Polymerization-induced polymer aggregation or polymer aggregation-enhanced polymerization? A computer simulation study

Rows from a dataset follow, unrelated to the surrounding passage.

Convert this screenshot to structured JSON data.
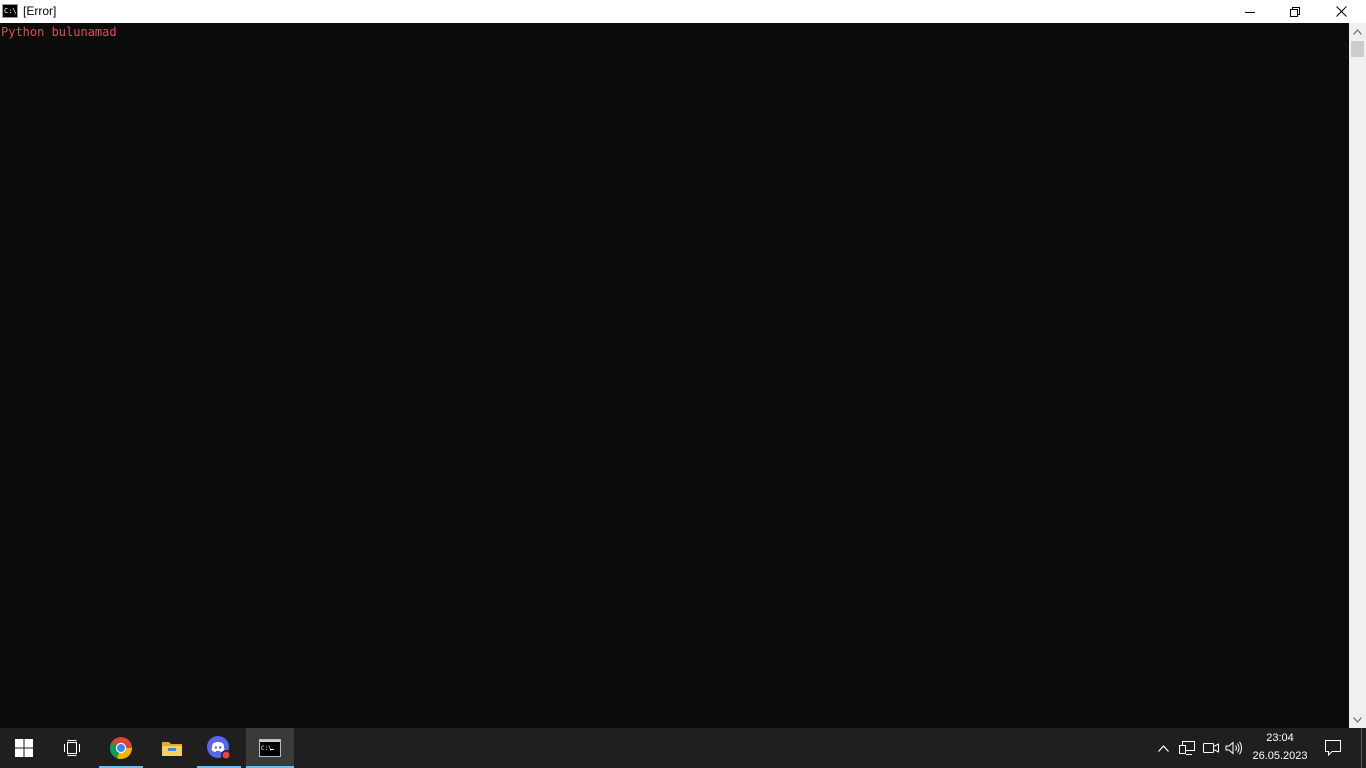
{
  "window": {
    "title": "[Error]",
    "icon": "cmd-icon",
    "controls": {
      "minimize": "minimize-icon",
      "maximize": "restore-icon",
      "close": "close-icon"
    }
  },
  "console": {
    "lines": [
      "Python bulunamad"
    ],
    "text_color": "#e74856",
    "background": "#0c0c0c"
  },
  "taskbar": {
    "apps": [
      {
        "name": "start",
        "icon": "windows-logo-icon"
      },
      {
        "name": "task-view",
        "icon": "task-view-icon"
      },
      {
        "name": "chrome",
        "icon": "chrome-icon",
        "open": true
      },
      {
        "name": "file-explorer",
        "icon": "folder-icon"
      },
      {
        "name": "discord",
        "icon": "discord-icon",
        "open": true
      },
      {
        "name": "command-prompt",
        "icon": "cmd-icon",
        "open": true,
        "active": true
      }
    ],
    "tray": {
      "icons": [
        "chevron-up-icon",
        "network-icon",
        "meet-now-icon",
        "volume-icon"
      ],
      "time": "23:04",
      "date": "26.05.2023",
      "notification_icon": "action-center-icon"
    },
    "accent": "#76b9ed"
  }
}
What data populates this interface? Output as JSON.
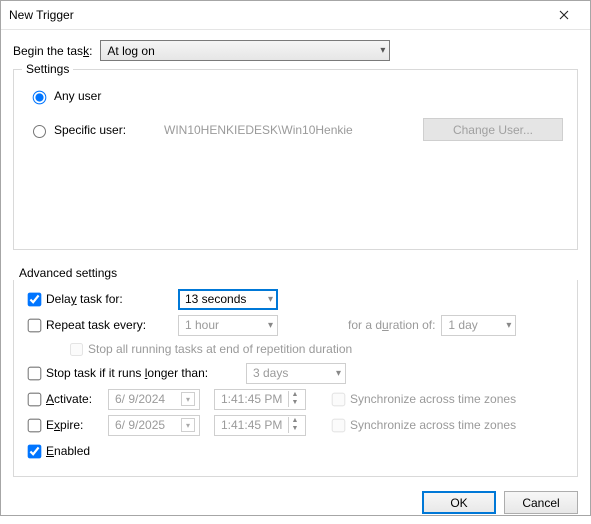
{
  "window": {
    "title": "New Trigger"
  },
  "begin": {
    "label_pre": "Begin the tas",
    "label_u": "k",
    "label_post": ":",
    "value": "At log on"
  },
  "settings": {
    "legend": "Settings",
    "any_user_label": "Any user",
    "any_user_checked": true,
    "specific_user_label": "Specific user:",
    "specific_user_checked": false,
    "specific_user_value": "WIN10HENKIEDESK\\Win10Henkie",
    "change_user_label": "Change User..."
  },
  "adv": {
    "legend": "Advanced settings",
    "delay": {
      "checked": true,
      "label_pre": "Dela",
      "label_u": "y",
      "label_post": " task for:",
      "value": "13 seconds"
    },
    "repeat": {
      "checked": false,
      "label_pre": "Repeat task every",
      "label_post": ":",
      "value": "1 hour",
      "duration_label_pre": "for a d",
      "duration_label_u": "u",
      "duration_label_post": "ration of:",
      "duration_value": "1 day",
      "stop_all_label": "Stop all running tasks at end of repetition duration",
      "stop_all_checked": false
    },
    "stoplong": {
      "checked": false,
      "label_pre": "Stop task if it runs ",
      "label_u": "l",
      "label_post": "onger than:",
      "value": "3 days"
    },
    "activate": {
      "checked": false,
      "label_pre": "",
      "label_u": "A",
      "label_post": "ctivate:",
      "date": "6/  9/2024",
      "time": "1:41:45 PM",
      "sync_label": "Synchronize across time zones",
      "sync_checked": false
    },
    "expire": {
      "checked": false,
      "label_pre": "E",
      "label_u": "x",
      "label_post": "pire:",
      "date": "6/  9/2025",
      "time": "1:41:45 PM",
      "sync_label": "Synchronize across time zones",
      "sync_checked": false
    },
    "enabled": {
      "checked": true,
      "label_u": "E",
      "label_post": "nabled"
    }
  },
  "buttons": {
    "ok": "OK",
    "cancel": "Cancel"
  }
}
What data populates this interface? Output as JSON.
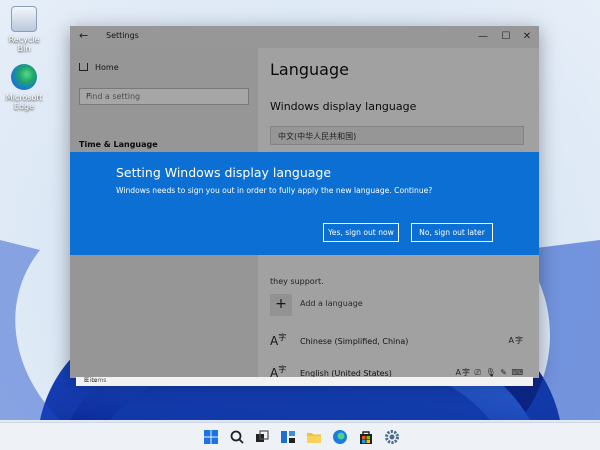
{
  "desktop": {
    "icons": [
      {
        "label": "Recycle Bin"
      },
      {
        "label": "Microsoft Edge"
      }
    ]
  },
  "window": {
    "title": "Settings",
    "back_glyph": "←",
    "controls": {
      "minimize": "—",
      "maximize": "☐",
      "close": "✕"
    },
    "sidebar": {
      "home_label": "Home",
      "search_placeholder": "Find a setting",
      "section_title": "Time & Language"
    },
    "main": {
      "heading": "Language",
      "subheading": "Windows display language",
      "display_language_value": "中文(中华人民共和国)",
      "support_text": "they support.",
      "add_language_label": "Add a language",
      "languages": [
        {
          "name": "Chinese (Simplified, China)",
          "features": "A字"
        },
        {
          "name": "English (United States)",
          "features": "A字 ⎚ 🎙 ✎ ⌨"
        }
      ]
    }
  },
  "explorer_status": {
    "items_text": "8 items"
  },
  "dialog": {
    "title": "Setting Windows display language",
    "message": "Windows needs to sign you out in order to fully apply the new language. Continue?",
    "yes_label": "Yes, sign out now",
    "no_label": "No, sign out later",
    "accent": "#0b6fd3"
  },
  "taskbar": {
    "icons": [
      "start-icon",
      "search-icon",
      "task-view-icon",
      "widgets-icon",
      "file-explorer-icon",
      "edge-icon",
      "store-icon",
      "settings-icon"
    ]
  }
}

In this study, using dissipative particle dynamics simulations coupled with the stochastic reaction model, we investigate the polymerization-induced polymer aggregation process and the polymer aggregation-enhanced polymerization process in a binary solution, by simply tuning the solubility of the solvent to one species of copolymerization. Our simulations indicate that it is a complicated interplay of the copolymerization on the formation of aggregates, namely, on one hand the polymerization may induce the aggregation of one species; on the other hand it has an effect of mixing the two species together. We also find that the polymerization process basically follows the first order reaction kinetics. With the increase of insolubility of B species in the solution, it continuously deviates from the first order reaction kinetics. In the symmetric copolymerization system, we find that the dispersity of copolymers monotonically decreases with the increase of reaction probability. This counterintuitive result can be understood via the comparison of diffusion-controlled kinetics and reaction-controlled kinetics. In the asymmetric system, for systems with preferential copolymerization, the mass distribution shapes are Gaussian-like with certain peaks. For comparison, for systems with preferential homopolymerization, the mass distribution shape shows an obviously bimodal form. This study helps to better understand the cooperative competition between the reaction dynamics and the diffusion dynamics during the preparation of copolymer materials, and could act as a guide to better design and improve the copolymerization technologies in laboratories and in industry.